In the copy, keep every line below as it is and leave out the pictures.
-------- Records to process
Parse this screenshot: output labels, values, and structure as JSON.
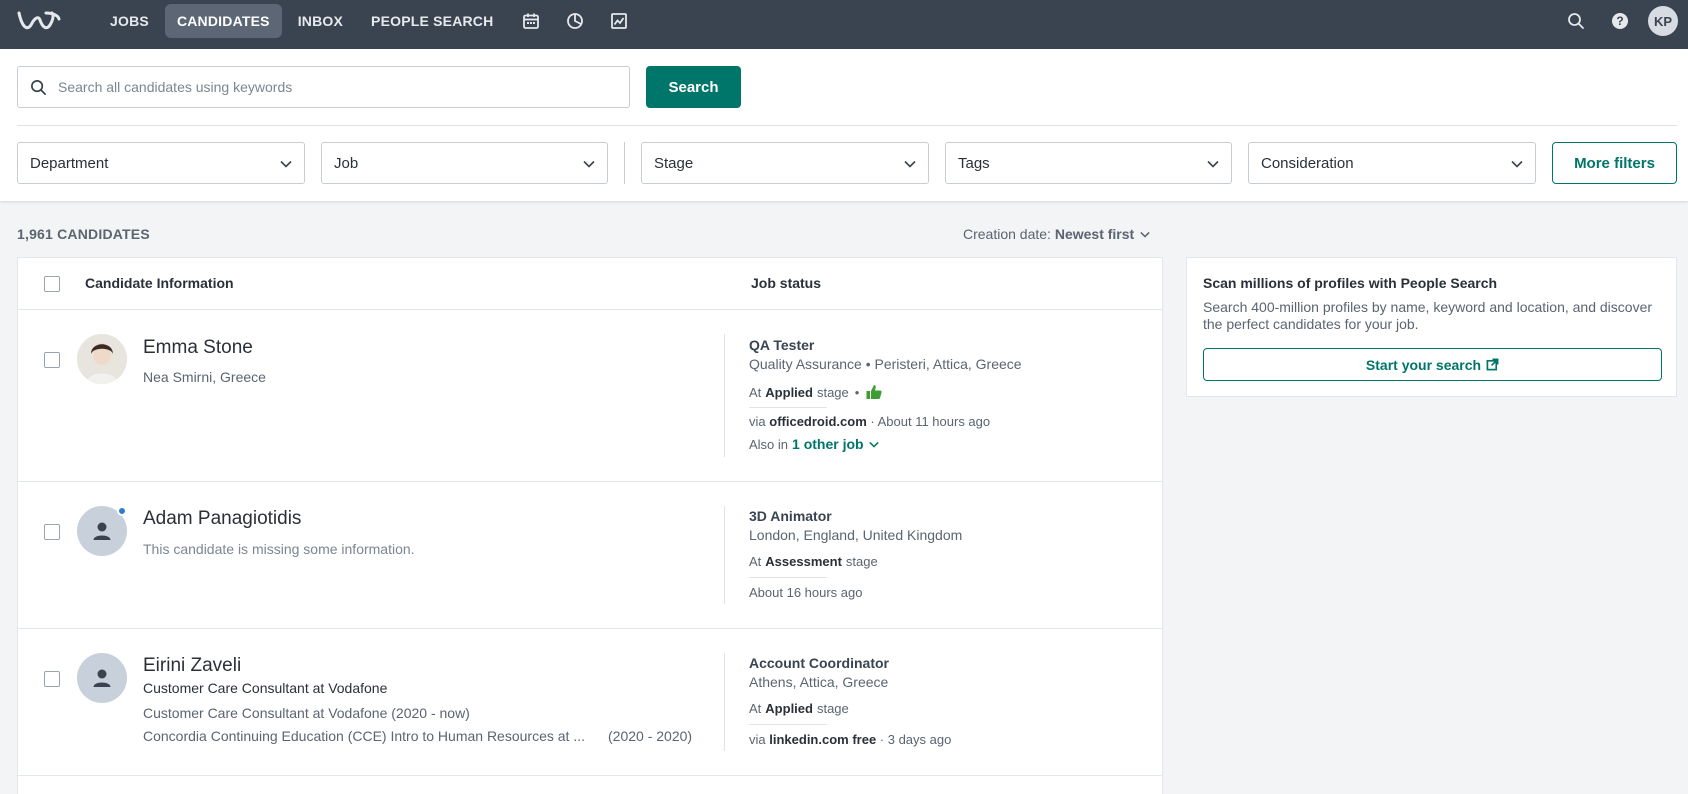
{
  "nav": {
    "items": [
      {
        "label": "JOBS",
        "active": false
      },
      {
        "label": "CANDIDATES",
        "active": true
      },
      {
        "label": "INBOX",
        "active": false
      },
      {
        "label": "PEOPLE SEARCH",
        "active": false
      }
    ],
    "icons": [
      "calendar-icon",
      "pie-chart-icon",
      "reports-icon"
    ],
    "right_icons": [
      "search-icon",
      "help-icon"
    ],
    "user_initials": "KP"
  },
  "search": {
    "placeholder": "Search all candidates using keywords",
    "value": "",
    "button_label": "Search"
  },
  "filters": {
    "department": "Department",
    "job": "Job",
    "stage": "Stage",
    "tags": "Tags",
    "consideration": "Consideration",
    "more_label": "More filters"
  },
  "list": {
    "count": "1,961 CANDIDATES",
    "sort_label": "Creation date:",
    "sort_value": "Newest first",
    "columns": {
      "info": "Candidate Information",
      "status": "Job status"
    }
  },
  "candidates": [
    {
      "name": "Emma Stone",
      "location": "Nea Smirni, Greece",
      "job_title": "QA Tester",
      "job_location": "Quality Assurance • Peristeri, Attica, Greece",
      "stage_prefix": "At",
      "stage": "Applied",
      "stage_suffix": "stage",
      "stage_dot": "•",
      "via_prefix": "via",
      "source": "officedroid.com",
      "time": "· About 11 hours ago",
      "also_prefix": "Also in",
      "also_link": "1 other job"
    },
    {
      "name": "Adam Panagiotidis",
      "missing": "This candidate is missing some information.",
      "job_title": "3D Animator",
      "job_location": "London, England, United Kingdom",
      "stage_prefix": "At",
      "stage": "Assessment",
      "stage_suffix": "stage",
      "time": "About 16 hours ago"
    },
    {
      "name": "Eirini Zaveli",
      "headline": "Customer Care Consultant at Vodafone",
      "experience": "Customer Care Consultant at Vodafone (2020 - now)",
      "education": "Concordia Continuing Education (CCE) Intro to Human Resources at ...",
      "education_years": "(2020 - 2020)",
      "job_title": "Account Coordinator",
      "job_location": "Athens, Attica, Greece",
      "stage_prefix": "At",
      "stage": "Applied",
      "stage_suffix": "stage",
      "via_prefix": "via",
      "source": "linkedin.com free",
      "time": "· 3 days ago"
    }
  ],
  "side_card": {
    "title": "Scan millions of profiles with People Search",
    "text": "Search 400-million profiles by name, keyword and location, and discover the perfect candidates for your job.",
    "button_label": "Start your search"
  },
  "colors": {
    "topbar": "#3a4451",
    "accent": "#00756a",
    "page_bg": "#f3f4f5"
  }
}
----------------
→ **Result for this task**
Parse this screenshot: output labels, values, and structure as JSON.
{
  "nav": {
    "items": [
      {
        "label": "JOBS",
        "active": false
      },
      {
        "label": "CANDIDATES",
        "active": true
      },
      {
        "label": "INBOX",
        "active": false
      },
      {
        "label": "PEOPLE SEARCH",
        "active": false
      }
    ],
    "icons": [
      "calendar-icon",
      "pie-chart-icon",
      "reports-icon"
    ],
    "right_icons": [
      "search-icon",
      "help-icon"
    ],
    "user_initials": "KP"
  },
  "search": {
    "placeholder": "Search all candidates using keywords",
    "value": "",
    "button_label": "Search"
  },
  "filters": {
    "department": "Department",
    "job": "Job",
    "stage": "Stage",
    "tags": "Tags",
    "consideration": "Consideration",
    "more_label": "More filters"
  },
  "list": {
    "count": "1,961 CANDIDATES",
    "sort_label": "Creation date:",
    "sort_value": "Newest first",
    "columns": {
      "info": "Candidate Information",
      "status": "Job status"
    }
  },
  "candidates": [
    {
      "name": "Emma Stone",
      "location": "Nea Smirni, Greece",
      "job_title": "QA Tester",
      "job_location": "Quality Assurance • Peristeri, Attica, Greece",
      "stage_prefix": "At",
      "stage": "Applied",
      "stage_suffix": "stage",
      "stage_dot": "•",
      "via_prefix": "via",
      "source": "officedroid.com",
      "time": "· About 11 hours ago",
      "also_prefix": "Also in",
      "also_link": "1 other job"
    },
    {
      "name": "Adam Panagiotidis",
      "missing": "This candidate is missing some information.",
      "job_title": "3D Animator",
      "job_location": "London, England, United Kingdom",
      "stage_prefix": "At",
      "stage": "Assessment",
      "stage_suffix": "stage",
      "time": "About 16 hours ago"
    },
    {
      "name": "Eirini Zaveli",
      "headline": "Customer Care Consultant at Vodafone",
      "experience": "Customer Care Consultant at Vodafone (2020 - now)",
      "education": "Concordia Continuing Education (CCE) Intro to Human Resources at ...",
      "education_years": "(2020 - 2020)",
      "job_title": "Account Coordinator",
      "job_location": "Athens, Attica, Greece",
      "stage_prefix": "At",
      "stage": "Applied",
      "stage_suffix": "stage",
      "via_prefix": "via",
      "source": "linkedin.com free",
      "time": "· 3 days ago"
    }
  ],
  "side_card": {
    "title": "Scan millions of profiles with People Search",
    "text": "Search 400-million profiles by name, keyword and location, and discover the perfect candidates for your job.",
    "button_label": "Start your search"
  },
  "colors": {
    "topbar": "#3a4451",
    "accent": "#00756a",
    "page_bg": "#f3f4f5"
  }
}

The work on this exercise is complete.